The simplicity of Old Mission Harbor was a nice change from the touristy Charlevoix. After a quiet night at anchor, Xander and I set out in search of an old shipwreck and the Old Mission Lighthouse. When the shady lane along a sun-dappled wood dead-ended in private property, we abandoned our plans for the shipwreck and instead crossed Old Mission Peninsula to find the lighthouse. We walked along several miles of dirt roads, passing orchards, fields, and farmhouses whose pastoral setting belied their proximity to the lake.
Theres now a modern offshore light, but the old lighthouse is still well maintained and serves as the park rangers residence. The view from the beach stretching out into the water at Mission Point is spectacular. We watched boats sailing by and children playing in the shallows.
On our way back to Bay Breeze Yacht Charters and our adult lives, we had our final adventure. Inside the bay, we anchored at Power Island, whose uninhabited 200 acres are crossed by hiking trails and fringed with beaches. The beach, popular with powerboaters, was crowded and unappealing, but we left civilization behind only five minutes into a trail. The Eagles Nest trail winds through maple and beech forest and up a steep incline to a ridgeline trail ending in a spectacular view over the water. This final romp in the woods, reminiscent of so much of our childhood, brought a perfect end to the weeks adventures.
We debriefed over a meal at Sleders Tavern. This Traverse City institution is evocative of an old hunting lodge with its wood paneling and stuffed animal heads, a giant moose presiding over them alland then it was time to head our separate ways.
Why go: Great sailing, a multitude of ports both near and far, beautiful scenery, and friendly locals.
When to go: Charters are available from May to October.

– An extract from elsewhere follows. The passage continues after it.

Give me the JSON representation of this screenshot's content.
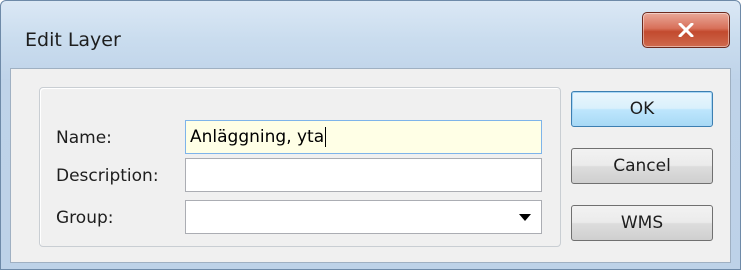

Peak season falls during the school holidays, but I find that August and September have the warmest water temperatures, fewer visitors, and the most consistent winds.
Local knowledge: The charter company can provide you with information on anchorages for different wind conditions, but youll need to check into a marina (or several) to pump out as dumping is not allowed on the Great Lakes.
Cruising guide: Lakeland Boatings Lake Michigan Cruising Guide gives detailed information about every harbor on the lake, including names and numbers for marinas, popular restaurants, and local attractions.
Charter company: Bay Breeze Yacht Charters, Traverse City, MI; 877-941-0535, www.bbyc.com. For destinations farther north, Bay Breeze will be opening a new base in Cheboygan, Michigan, this summer.